We actually stumbled upon Gaeseong Traditional Dumplings House while wandering around the alleyways of Insa-dong.
Gaeseong’s menu has English translation under the Hangul for everything listed, which made me feel more competent than when I get handed the ‘foreigner’s menu’ 😅. In the menu, they have one helpful page detailing how they make their food and how to enjoy their dumplings and their watery kimchi.
Alright, on to the juicy details about the actual food. I ordered the Choraengi rice cake soup with dumplings, and B got the Gaeseong dumplings boiled in beef stock.
Here’s a close up of the watery kimchi. We have gotten used to side dishes like kimchi and pickled radish, but it was the first time for us with the watery kimchi. We had our eyes glued to the other tables nearby on how they would eat the watery kimchi. That was until we found the page of how to eat everything.
They give you a bowl to scoop it out. There are square slices of radish, carrot, cabbage, and I think the green cylinder is minari? It has a light flavour, slightly sour and faintly sweet, not salty at all. Definitely quite cool and refreshing in summer. So, according to their tip on the menu, you’re supposed to have a spoonful of this after eating the dumpling to help cleanse your palate and to help with digestion.
Here comes my Choraengi rice cake soup, decorated with some dried seaweed and sliced green onions. The beef broth was very tasty, you can tell they used lots of fresh vegetables in the process of boiling. The little handmade spheres of rice cakes were perfectly chewy.
The dumplings were huge, stuffed with pork, leek, bean sprouts, tofu, and napa cabbage. I think these dumplings were subtly seasoned. It’s like they were not made with the intention to blow your taste buds away, but to impress you with the beautiful blend of hearty gentle flavours of all the ingredients and texture. I found them very delicious and reminded me of good old homemade dumplings. The four of them with the round rice cakes were more than enough to fill me up.
B’s Gaeseong dumplings came with a small bowl of warm soup on the side, also very umami. In hindsight, I kind of wish one of us had ordered the kimchi dumpling or mushroom dumpling to try the other flavours as well.

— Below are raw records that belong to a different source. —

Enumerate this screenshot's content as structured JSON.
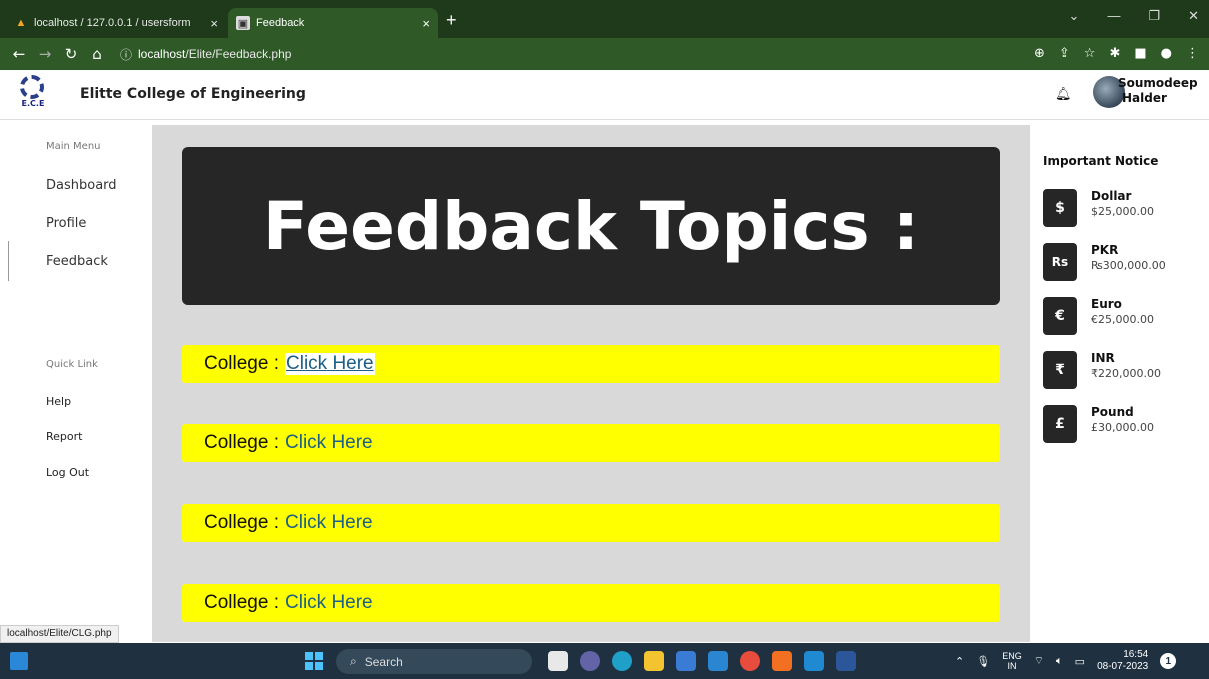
{
  "browser": {
    "tabs": [
      {
        "title": "localhost / 127.0.0.1 / usersform",
        "close": "×"
      },
      {
        "title": "Feedback",
        "close": "×"
      }
    ],
    "new_tab": "+",
    "url_host": "localhost",
    "url_path": "/Elite/Feedback.php",
    "status_url": "localhost/Elite/CLG.php"
  },
  "header": {
    "logo_text": "E.C.E",
    "college_name": "Elitte College of Engineering",
    "user_first": "Soumodeep",
    "user_last": "Halder"
  },
  "sidebar": {
    "main_heading": "Main Menu",
    "main_items": [
      "Dashboard",
      "Profile",
      "Feedback"
    ],
    "quick_heading": "Quick Link",
    "quick_items": [
      "Help",
      "Report",
      "Log Out"
    ]
  },
  "main": {
    "banner_title": "Feedback Topics :",
    "rows": [
      {
        "label": "College :",
        "link": "Click Here"
      },
      {
        "label": "College :",
        "link": "Click Here"
      },
      {
        "label": "College :",
        "link": "Click Here"
      },
      {
        "label": "College :",
        "link": "Click Here"
      }
    ]
  },
  "notices": {
    "title": "Important Notice",
    "items": [
      {
        "symbol": "$",
        "name": "Dollar",
        "value": "$25,000.00"
      },
      {
        "symbol": "Rs",
        "name": "PKR",
        "value": "₨300,000.00"
      },
      {
        "symbol": "€",
        "name": "Euro",
        "value": "€25,000.00"
      },
      {
        "symbol": "₹",
        "name": "INR",
        "value": "₹220,000.00"
      },
      {
        "symbol": "£",
        "name": "Pound",
        "value": "£30,000.00"
      }
    ]
  },
  "taskbar": {
    "search": "Search",
    "lang1": "ENG",
    "lang2": "IN",
    "time": "16:54",
    "date": "08-07-2023",
    "badge": "1"
  },
  "colors": {
    "banner_bg": "#262626",
    "row_bg": "#ffff00",
    "content_bg": "#d9d9d9",
    "link": "#1b5e87"
  }
}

Gaeseong Traditional Dumpling House
11-3 Insadong 10-gil, Jongno-gu, Seoul
Gaeseong dumplings – 11,000 kwon